Reading program gets another shot
Following revelations that the touted remedial program was sloppily run, the School Board votes to upgrade it.
By THOMAS C. TOBIN
Published September 13, 2006
LARGO - Stung last month by revelations that an expensive reading initiative has been poorly managed for years, Pinellas school officials said Tuesday they are getting the program on the right track.
With that assurance by school superintendent Clayton Wilcox, the School Board voted unanimously to spend more money on the program, known as Read 180.
Pinellas offers the program to about 3,000 struggling readers in fourth grade through high school. The district bought Read 180 in 1999 for 19 schools and has since expanded it to 75 schools.
Last year, the district spent more than $9.5-million to operate it.
The cost of the upgrade comes to $876,945, which reflects a $55,000 markdown from Scholastic Inc., the worldwide publisher that sells Read 180 to school districts across the United States.
Scholastic came down on the price at a recent meeting after a mini revolt by School Board members, who said they were tired of being asked to approve large annual expenditures for Read 180 while never getting a comprehensive report on whether it worked.
The board's questions led to a workshop, where administrators revealed that Read 180's implementation had been ragged overall.
Though the program relied on students using computers in class each day, computer breakdowns were chronic and took weeks to repair. Some teachers were using reading materials that weren't part of the program. Guidance counselors were placing students in Read 180 who didn't belong there.
Only a handful of Read 180 classrooms in Pinellas were using the curriculum the way it was designed to work, reflecting a problem with training and oversight.
The findings were contained in a report ordered early this year by Wilcox, part of an effort to re-evaluate many of the district's long-running programs.
Both the district and Scholastic have assumed blame for the problems and have vowed to fix them.
Wilcox on Tuesday called the episode a "wakeup call" that would be good for the district and its students.
Margery W. Mayer, the New York-based president of Scholastic Education, told board members the experience had been good for her company as well.
"We care very much about what happens here," she said. "We will leave no stone unturned in supporting you."
The world's largest publisher and distributor of children's books, Scholastic reported $2.3-billion in revenues in fiscal 2006, which ended May 31. It is the same company that publishes the wildly successful Harry Potter series. And its prompt response to the Pinellas situation reflected its heavy investment in Read 180.
In the slick brochure touting the successes of Read 180 and a new Read 180 upgrade called the Enterprise Edition, the company highlights Pinellas as one of the school districts where the program "has been successfully implemented."
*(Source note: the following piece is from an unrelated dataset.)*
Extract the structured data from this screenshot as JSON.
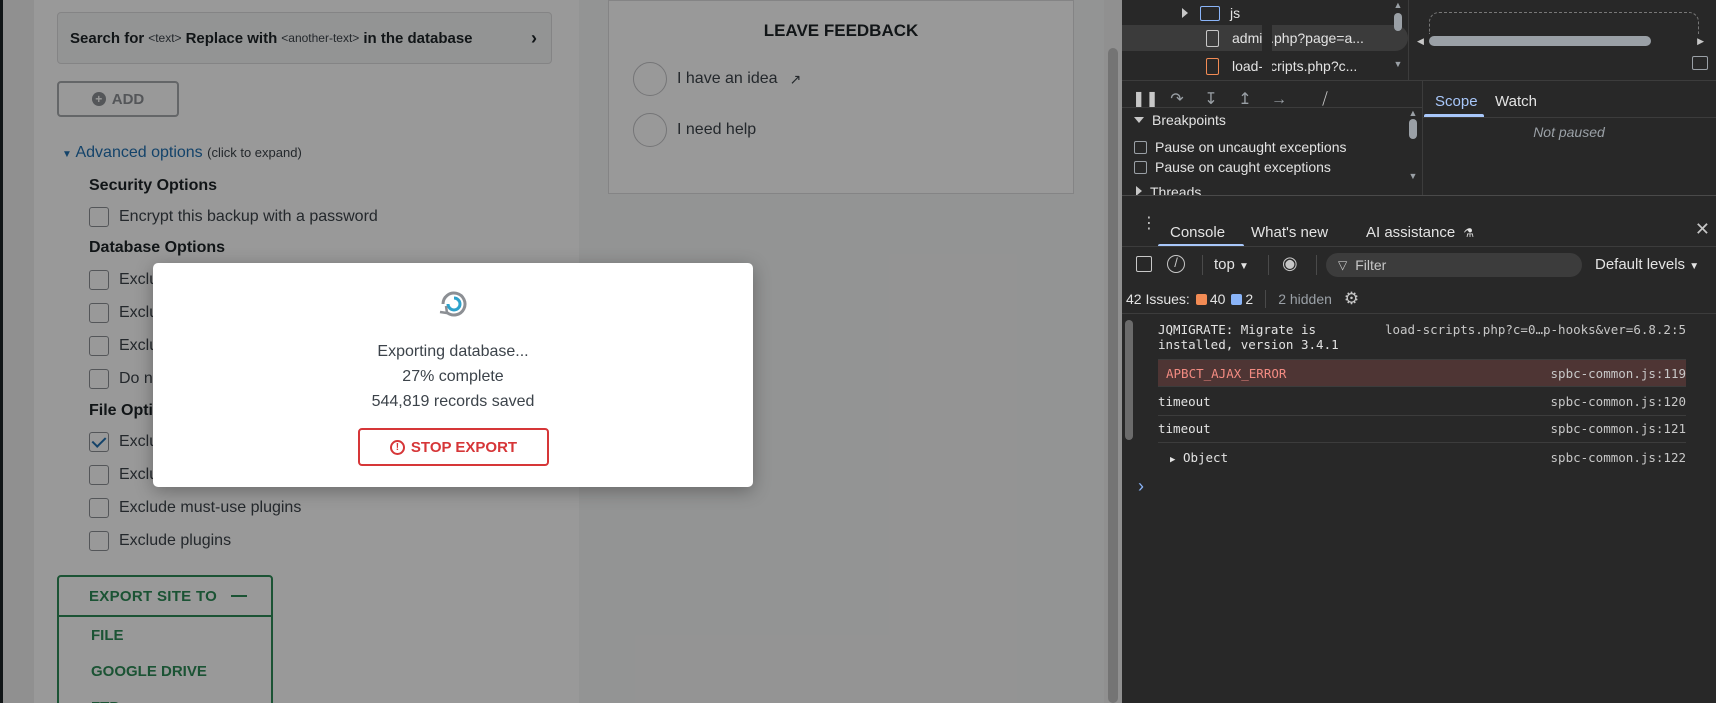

Wilcox said the bad news coming out of Pinellas has not been good for the company. "This has become a priority for Scholastic on a national level," he told the board.
Scholastic markets Read 180 as "America's Premier Reading Intervention program" and says there are Read 180 programs in more than 7,000 American classrooms.
Each day, Read 180 students spend 20 minutes at the beginning of class in group instruction with their teacher. Over the next 60 minutes, they rotate through three stations: a cluster of computers with interactive computer exercises, a reading area with comfortable chairs for solitary reading, and small-group discussions with the teacher. At the end of the 90-minute class is a 10-minute wrapup session.
One additional problem in Pinellas was that some Read 180 classes were scheduled in time slots that did not allow for the full 90 minutes.
Wilcox and his top administrators said a number of steps are being taken to shore up Read 180. Teachers are being trained in the new Enterprise Edition. Also, the district will be working with technology specialists at schools to reduce technical glitches. Guidance counselors will be briefed to correct the problem of students being improperly assigned to Read 180, and the district will make clear to school administrators the importance of faithfully implementing Read 180.
As part of the upgrade, Read 180 classes will get new materials and new software to allow teachers and district officials to more easily keep track of student progress.
Scholastic's brochures contain numerous bar charts showing reading gains among Read 180 students across the country. But Pinellas will try to generate its own data as part of an ongoing review.
In its recent evaluation, the district found 358 students who had been in classrooms where Read 180 was faithfully implemented. About 64 percent did better than similar students this year on the reading portion of the Florida Comprehensive Assessment Test.
Wilcox plans to give the School Board a followup report on Read 180 in about six months.